▶ _Records supplied_:

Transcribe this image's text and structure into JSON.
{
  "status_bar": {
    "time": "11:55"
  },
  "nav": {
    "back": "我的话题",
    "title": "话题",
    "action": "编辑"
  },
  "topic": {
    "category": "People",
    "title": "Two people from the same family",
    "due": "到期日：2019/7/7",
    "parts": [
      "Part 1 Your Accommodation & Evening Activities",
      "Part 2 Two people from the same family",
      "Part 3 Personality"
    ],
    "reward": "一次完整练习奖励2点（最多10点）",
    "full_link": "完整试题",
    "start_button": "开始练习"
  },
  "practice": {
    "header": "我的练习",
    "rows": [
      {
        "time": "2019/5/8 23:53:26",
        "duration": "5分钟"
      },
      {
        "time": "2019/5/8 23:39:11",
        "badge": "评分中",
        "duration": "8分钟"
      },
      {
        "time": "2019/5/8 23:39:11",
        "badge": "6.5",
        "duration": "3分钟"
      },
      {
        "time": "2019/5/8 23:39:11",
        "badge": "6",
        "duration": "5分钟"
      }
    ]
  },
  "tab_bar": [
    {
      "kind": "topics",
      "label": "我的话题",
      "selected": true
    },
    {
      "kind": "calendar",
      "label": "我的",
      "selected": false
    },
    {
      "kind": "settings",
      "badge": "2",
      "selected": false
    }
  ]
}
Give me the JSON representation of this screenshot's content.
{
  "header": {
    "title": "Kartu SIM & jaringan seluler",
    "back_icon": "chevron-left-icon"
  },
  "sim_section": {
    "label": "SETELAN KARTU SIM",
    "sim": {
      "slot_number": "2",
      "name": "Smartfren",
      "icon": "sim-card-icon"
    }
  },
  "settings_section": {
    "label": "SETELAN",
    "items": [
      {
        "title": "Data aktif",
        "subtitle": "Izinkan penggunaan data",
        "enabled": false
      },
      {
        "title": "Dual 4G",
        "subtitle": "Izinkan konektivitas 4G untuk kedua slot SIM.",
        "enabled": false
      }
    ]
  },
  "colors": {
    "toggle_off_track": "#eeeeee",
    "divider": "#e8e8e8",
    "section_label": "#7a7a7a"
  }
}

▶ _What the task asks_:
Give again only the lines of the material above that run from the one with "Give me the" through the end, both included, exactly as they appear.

▶ _Solution to the exercise_:
Give me the JSON representation of this screenshot's content.
{
  "header": {
    "title": "Kartu SIM & jaringan seluler",
    "back_icon": "chevron-left-icon"
  },
  "sim_section": {
    "label": "SETELAN KARTU SIM",
    "sim": {
      "slot_number": "2",
      "name": "Smartfren",
      "icon": "sim-card-icon"
    }
  },
  "settings_section": {
    "label": "SETELAN",
    "items": [
      {
        "title": "Data aktif",
        "subtitle": "Izinkan penggunaan data",
        "enabled": false
      },
      {
        "title": "Dual 4G",
        "subtitle": "Izinkan konektivitas 4G untuk kedua slot SIM.",
        "enabled": false
      }
    ]
  },
  "colors": {
    "toggle_off_track": "#eeeeee",
    "divider": "#e8e8e8",
    "section_label": "#7a7a7a"
  }
}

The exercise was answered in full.